◆ **WHAT IS EXPECTED**
Search the data for the string "Microsoft", and report each line where it is found.
*** Opening DATA ***
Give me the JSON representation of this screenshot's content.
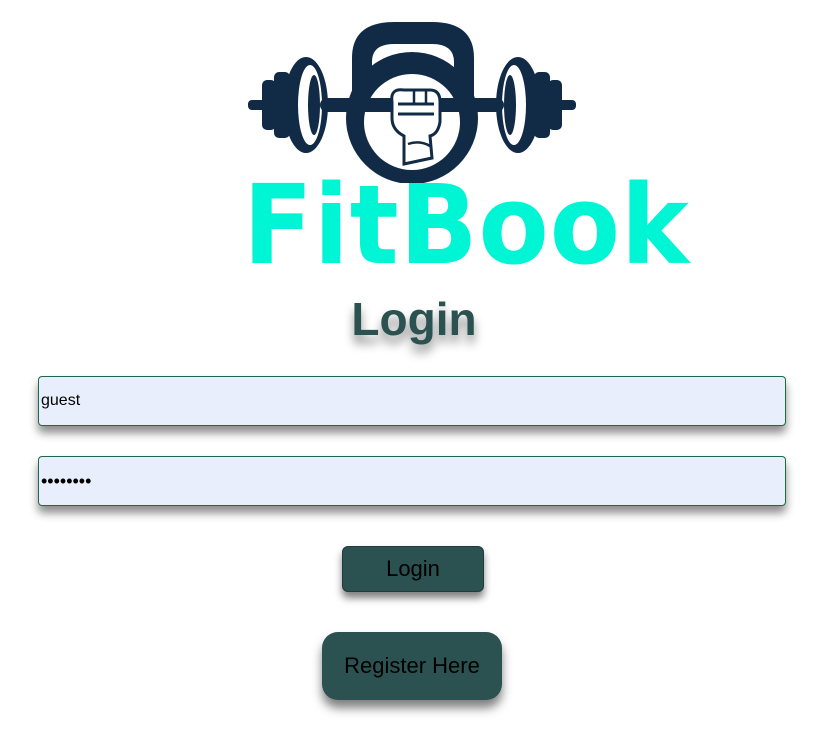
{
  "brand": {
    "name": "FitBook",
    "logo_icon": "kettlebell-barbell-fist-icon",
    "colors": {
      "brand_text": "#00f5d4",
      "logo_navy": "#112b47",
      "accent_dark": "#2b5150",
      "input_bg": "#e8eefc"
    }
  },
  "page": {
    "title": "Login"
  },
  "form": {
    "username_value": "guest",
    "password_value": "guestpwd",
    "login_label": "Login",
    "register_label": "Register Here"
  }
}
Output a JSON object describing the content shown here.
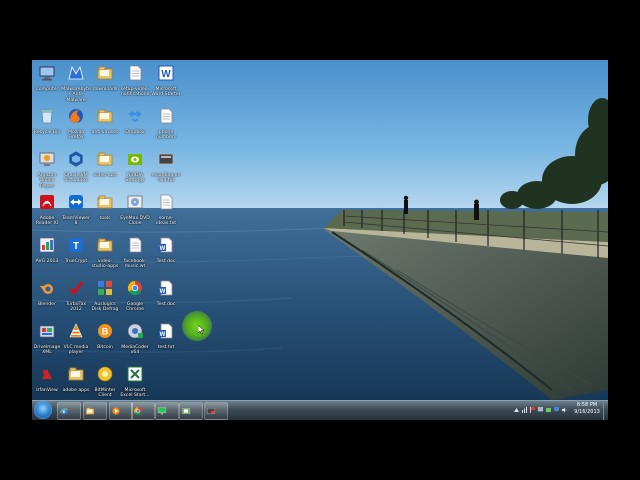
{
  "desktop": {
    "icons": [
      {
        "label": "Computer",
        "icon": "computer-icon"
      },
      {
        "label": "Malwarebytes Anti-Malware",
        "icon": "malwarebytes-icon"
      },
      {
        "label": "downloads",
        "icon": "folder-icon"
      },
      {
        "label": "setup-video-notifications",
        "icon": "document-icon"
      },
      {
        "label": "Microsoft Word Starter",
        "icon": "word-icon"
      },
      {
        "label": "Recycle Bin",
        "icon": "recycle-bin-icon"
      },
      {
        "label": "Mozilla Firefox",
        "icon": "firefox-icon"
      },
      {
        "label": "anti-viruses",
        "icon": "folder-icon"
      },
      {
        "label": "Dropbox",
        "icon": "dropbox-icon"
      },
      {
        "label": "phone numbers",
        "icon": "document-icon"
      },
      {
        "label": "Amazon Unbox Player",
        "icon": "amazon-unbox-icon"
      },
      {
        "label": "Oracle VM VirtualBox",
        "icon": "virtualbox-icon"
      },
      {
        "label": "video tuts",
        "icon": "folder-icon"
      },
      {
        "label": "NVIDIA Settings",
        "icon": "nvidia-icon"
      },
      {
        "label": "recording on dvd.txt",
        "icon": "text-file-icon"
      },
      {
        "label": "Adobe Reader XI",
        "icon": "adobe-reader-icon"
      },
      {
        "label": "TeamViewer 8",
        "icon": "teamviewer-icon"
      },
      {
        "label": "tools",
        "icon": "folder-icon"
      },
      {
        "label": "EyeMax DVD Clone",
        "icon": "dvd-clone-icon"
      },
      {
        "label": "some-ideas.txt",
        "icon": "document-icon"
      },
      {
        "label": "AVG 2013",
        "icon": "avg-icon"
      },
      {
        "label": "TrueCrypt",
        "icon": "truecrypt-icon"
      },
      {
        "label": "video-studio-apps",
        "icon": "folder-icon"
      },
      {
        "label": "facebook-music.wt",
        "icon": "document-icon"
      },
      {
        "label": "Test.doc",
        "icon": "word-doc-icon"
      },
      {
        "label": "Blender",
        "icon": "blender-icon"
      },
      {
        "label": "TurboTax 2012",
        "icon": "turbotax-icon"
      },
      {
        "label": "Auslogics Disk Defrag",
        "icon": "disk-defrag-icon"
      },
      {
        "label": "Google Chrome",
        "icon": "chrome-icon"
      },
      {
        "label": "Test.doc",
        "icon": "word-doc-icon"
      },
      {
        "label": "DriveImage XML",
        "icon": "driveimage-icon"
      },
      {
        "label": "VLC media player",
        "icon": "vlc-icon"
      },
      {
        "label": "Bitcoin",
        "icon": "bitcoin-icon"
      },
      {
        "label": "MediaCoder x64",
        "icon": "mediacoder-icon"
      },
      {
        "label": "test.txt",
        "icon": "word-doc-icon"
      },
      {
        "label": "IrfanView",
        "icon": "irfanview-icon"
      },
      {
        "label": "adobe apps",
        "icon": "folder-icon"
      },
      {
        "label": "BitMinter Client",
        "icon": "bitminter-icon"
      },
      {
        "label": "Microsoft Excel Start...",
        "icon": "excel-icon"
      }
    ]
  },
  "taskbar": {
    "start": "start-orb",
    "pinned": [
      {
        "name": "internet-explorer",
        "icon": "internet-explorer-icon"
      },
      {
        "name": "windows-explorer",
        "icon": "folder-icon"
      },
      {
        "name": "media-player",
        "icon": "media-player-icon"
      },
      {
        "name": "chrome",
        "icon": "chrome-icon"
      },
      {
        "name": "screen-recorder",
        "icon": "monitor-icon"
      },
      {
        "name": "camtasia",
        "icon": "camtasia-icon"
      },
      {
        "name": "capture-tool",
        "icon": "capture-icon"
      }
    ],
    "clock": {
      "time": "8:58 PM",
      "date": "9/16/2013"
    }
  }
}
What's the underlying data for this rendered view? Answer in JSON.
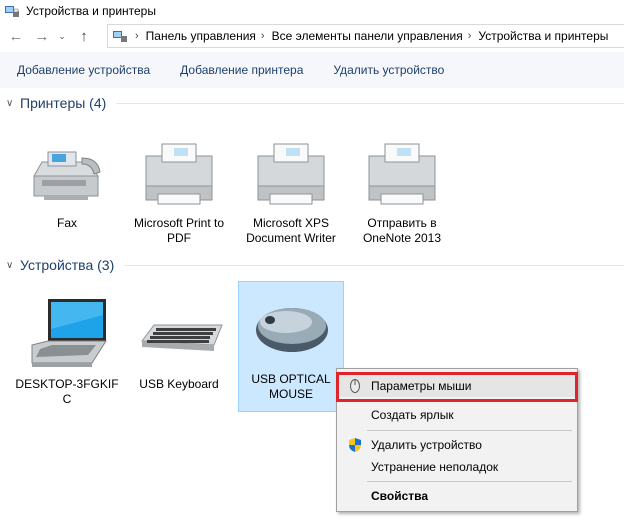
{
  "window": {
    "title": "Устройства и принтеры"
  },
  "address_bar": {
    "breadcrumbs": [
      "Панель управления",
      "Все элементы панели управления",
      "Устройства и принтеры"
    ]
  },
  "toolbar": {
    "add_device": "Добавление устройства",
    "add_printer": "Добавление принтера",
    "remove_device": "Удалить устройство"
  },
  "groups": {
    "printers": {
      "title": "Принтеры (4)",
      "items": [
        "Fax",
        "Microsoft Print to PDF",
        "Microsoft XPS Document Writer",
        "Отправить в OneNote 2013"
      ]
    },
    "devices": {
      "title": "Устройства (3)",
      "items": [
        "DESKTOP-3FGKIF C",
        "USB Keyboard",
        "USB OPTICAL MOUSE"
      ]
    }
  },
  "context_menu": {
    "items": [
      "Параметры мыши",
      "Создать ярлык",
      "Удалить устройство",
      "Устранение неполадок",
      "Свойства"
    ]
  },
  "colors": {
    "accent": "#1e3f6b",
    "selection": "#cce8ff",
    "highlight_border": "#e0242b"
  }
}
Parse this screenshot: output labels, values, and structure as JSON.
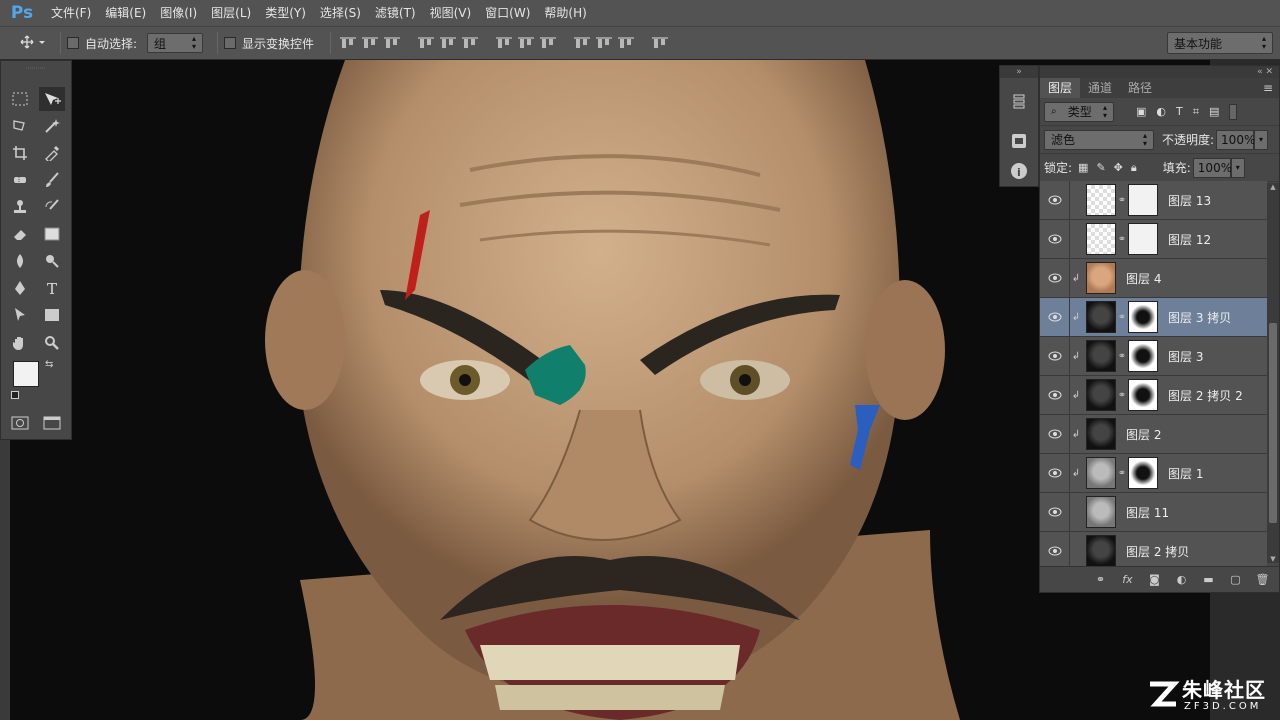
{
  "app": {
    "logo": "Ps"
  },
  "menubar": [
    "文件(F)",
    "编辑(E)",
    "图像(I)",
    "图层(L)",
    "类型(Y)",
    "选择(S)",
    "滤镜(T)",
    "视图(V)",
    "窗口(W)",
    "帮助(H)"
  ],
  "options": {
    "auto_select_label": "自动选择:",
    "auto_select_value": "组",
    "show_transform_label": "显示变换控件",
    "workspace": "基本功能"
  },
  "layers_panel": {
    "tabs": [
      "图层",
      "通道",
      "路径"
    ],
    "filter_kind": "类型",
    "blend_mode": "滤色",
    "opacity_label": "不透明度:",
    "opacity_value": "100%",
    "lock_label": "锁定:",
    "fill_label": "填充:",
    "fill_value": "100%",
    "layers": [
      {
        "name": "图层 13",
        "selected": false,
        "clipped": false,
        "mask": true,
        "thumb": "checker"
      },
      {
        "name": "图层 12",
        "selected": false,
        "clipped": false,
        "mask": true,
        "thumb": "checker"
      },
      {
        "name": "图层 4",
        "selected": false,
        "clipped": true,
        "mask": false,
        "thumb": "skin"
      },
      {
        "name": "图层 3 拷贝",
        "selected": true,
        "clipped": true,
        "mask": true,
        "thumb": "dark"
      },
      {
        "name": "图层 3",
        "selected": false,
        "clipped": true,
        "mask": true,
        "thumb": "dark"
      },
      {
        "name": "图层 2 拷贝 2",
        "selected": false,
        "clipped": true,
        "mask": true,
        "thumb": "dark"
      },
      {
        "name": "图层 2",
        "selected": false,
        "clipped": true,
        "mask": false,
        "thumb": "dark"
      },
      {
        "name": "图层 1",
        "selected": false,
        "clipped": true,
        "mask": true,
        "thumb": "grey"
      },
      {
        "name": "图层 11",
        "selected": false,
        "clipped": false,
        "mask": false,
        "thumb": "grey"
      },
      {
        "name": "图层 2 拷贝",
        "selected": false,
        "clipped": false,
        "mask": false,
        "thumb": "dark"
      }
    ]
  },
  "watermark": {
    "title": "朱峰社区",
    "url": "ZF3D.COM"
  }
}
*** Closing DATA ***
◆ **RESULT OF THIS EXERCISE**
        "label": "Microsoft Word Starter",
        "label": "Microsoft Excel Start...",
        "Microsoft Print to PDF",
        "Microsoft XPS Document Writer",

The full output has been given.